Case Study: Redesigning Risk Assessment
- Questionnaire design: Warren Cormier, CBO, NARPP
- Project partners: Utah Retirement Systems (URS), Dimensional Fund Advisors
- Format: Online questionnaire (5 min.)
- Goal: Measure accuracy of assessment and impact
- Testing time: One year
- Number of participants: 3,500+
- Summary: By replacing typical risk assessment questions, which require a working understanding of financial jargon, personal investing acumen and math, with behaviorally based questions we’ve created a more personalized and accurate assessment of investing attitudes, courage and preferences. This has resulted in higher levels of trust with the advisor and deeper engagement with financial decision-making.

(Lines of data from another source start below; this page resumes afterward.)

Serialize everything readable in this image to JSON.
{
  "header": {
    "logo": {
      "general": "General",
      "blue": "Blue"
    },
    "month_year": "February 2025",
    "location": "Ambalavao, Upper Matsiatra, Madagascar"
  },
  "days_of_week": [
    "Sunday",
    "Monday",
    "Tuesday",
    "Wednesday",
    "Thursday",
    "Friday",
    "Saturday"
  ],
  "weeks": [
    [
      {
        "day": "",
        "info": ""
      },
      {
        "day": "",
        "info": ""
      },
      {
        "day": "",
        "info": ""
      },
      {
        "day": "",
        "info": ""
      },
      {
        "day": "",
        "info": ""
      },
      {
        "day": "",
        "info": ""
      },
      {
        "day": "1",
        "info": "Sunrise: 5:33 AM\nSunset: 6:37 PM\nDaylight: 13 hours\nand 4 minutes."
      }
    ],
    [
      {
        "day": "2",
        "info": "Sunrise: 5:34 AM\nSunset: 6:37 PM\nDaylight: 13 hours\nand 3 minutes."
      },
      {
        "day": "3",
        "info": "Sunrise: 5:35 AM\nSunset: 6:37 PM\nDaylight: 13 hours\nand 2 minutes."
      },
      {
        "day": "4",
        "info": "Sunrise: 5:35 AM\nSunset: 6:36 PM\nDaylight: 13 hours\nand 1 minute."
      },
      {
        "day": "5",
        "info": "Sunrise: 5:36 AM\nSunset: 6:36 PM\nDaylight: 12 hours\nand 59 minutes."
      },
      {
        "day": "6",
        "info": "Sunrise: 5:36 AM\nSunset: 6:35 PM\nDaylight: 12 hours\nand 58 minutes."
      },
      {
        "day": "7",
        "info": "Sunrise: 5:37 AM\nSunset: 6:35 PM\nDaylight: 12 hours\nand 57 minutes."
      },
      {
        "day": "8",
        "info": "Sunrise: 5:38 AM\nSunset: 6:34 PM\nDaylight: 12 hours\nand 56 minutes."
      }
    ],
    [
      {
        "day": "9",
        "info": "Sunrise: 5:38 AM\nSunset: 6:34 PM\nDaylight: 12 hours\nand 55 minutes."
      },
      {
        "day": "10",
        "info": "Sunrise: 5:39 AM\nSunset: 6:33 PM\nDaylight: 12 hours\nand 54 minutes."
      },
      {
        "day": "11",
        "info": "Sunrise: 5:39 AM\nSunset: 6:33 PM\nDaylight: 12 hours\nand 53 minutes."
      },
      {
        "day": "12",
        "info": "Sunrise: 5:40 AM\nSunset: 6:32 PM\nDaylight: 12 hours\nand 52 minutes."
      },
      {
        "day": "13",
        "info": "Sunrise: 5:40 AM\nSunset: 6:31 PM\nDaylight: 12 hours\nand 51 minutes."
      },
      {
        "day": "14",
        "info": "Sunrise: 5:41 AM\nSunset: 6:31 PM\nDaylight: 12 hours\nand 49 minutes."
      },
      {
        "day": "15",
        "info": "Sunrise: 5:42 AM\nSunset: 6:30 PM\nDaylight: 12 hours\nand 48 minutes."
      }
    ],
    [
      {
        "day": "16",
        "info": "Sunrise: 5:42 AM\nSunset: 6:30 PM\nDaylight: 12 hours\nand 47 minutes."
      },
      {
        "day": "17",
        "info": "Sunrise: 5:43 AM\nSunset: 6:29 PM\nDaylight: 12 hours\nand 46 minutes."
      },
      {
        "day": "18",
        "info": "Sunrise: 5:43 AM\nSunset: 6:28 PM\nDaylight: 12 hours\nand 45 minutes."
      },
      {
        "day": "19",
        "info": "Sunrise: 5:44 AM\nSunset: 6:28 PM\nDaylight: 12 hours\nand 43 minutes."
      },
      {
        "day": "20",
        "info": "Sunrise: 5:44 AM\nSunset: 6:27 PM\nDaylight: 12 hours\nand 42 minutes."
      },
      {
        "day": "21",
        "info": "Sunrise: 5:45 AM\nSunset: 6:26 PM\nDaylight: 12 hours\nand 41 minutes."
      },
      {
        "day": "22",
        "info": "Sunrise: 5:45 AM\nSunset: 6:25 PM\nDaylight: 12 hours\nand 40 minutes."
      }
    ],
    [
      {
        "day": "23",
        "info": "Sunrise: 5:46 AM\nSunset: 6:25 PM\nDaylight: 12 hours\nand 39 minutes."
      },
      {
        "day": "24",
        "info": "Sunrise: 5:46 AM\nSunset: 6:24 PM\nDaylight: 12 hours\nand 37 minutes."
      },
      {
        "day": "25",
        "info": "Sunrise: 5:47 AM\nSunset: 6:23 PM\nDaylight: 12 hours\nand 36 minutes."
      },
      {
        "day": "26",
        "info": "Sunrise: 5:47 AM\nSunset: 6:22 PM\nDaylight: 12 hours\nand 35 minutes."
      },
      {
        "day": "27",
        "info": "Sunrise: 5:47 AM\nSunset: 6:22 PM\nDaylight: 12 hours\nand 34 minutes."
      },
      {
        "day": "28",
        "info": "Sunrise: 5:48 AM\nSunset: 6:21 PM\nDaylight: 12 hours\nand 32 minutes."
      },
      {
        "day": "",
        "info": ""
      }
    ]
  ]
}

The questionnaire asks participants to consider how they would react to nine different hypothetical market scenarios. Imbedded in the scenarios are important behavioral concepts (such as prospect theory, hyperbolic discounting, loss aversion, endowment effect, etc.) that impact financial decisions affecting the participant’s retirement income resources, such as a pension, Social Security and defined contribution plans.
The online assessment was conducted prior to a retirement planning session with a URS retirement planning advisor. At the beginning of the in-person planning session, participants were told that the assessment indicates the type of investor they are, relative to their risk comfort level. Based on their risk profile, the advisor would make recommendations for their pension, Social Security, a model portfolio and/or a target date fund that has been mapped to their specific risk tolerance level.
In nearly all of more than 3,500 cases, participants have agreed with the assessment of their risk comfort level. And in those very few cases where participants did not feel the assessment was correct, all adjusted their self-assessment by one risk category up or down, but never more.
The fact that a very high percentage agree with the assessment is only part of the story. In addition to helping people identify their comfort zone and optimizing their risk/return algorithm, the questionnaire had a significant impact on the interactions between the advisor and the participant, according to the plan’s administrator.
Our testing partner explained that participants’ level of trust in the advisor increased significantly as a result of the assessment’s accuracy. This is due to the participant’s feelings that the advisor truly understands the participant, perhaps better than the participant understands him/herself.
Research on the antecedents of trust and engagement indicate that creating a sense of empathy is critical to building trust and confidence in an advisor’s competence, motives and the value of their advice. This consequently makes the participant much more receptive to recommendations.
The perceived accuracy of the assessment also serves to relax the participant, enhancing engagement with the advisor, allowing them to truly focus on the goal of session and not on the credibility or possible motives behind the advice they are getting. Participants “open up” and are willing to have a discussion that is far less guarded, revealing details to the advisor that are helpful in crafting their recommendations. The perceived accuracy also serves to create a sense of customization of the advice to their particular situation. As we know, nothing engages people more than a story that places them and their needs at the center of the plot.
Does the risk-assessment questionnaire accurately identify the participant’s comfort zone under any circumstances? Our pilot-testing partner believes it accurately describes the participant’s comfort zone in a high percentage of the circumstances they will face as retirement investors. Undoubtedly, the participants agree. But the more important effect was to enhance the quality and usefulness of the planning interaction.
Warren Cormier is the president and CEO of Boston Research Technologies and author of the DCP suite of satisfaction and loyalty studies. He also is cofounder of the Rand Behavioral Finance Forum, along with Dr. Shlomo Bernartzi. This column originally appeared in the most recent issue of NAPA Net the Magazine.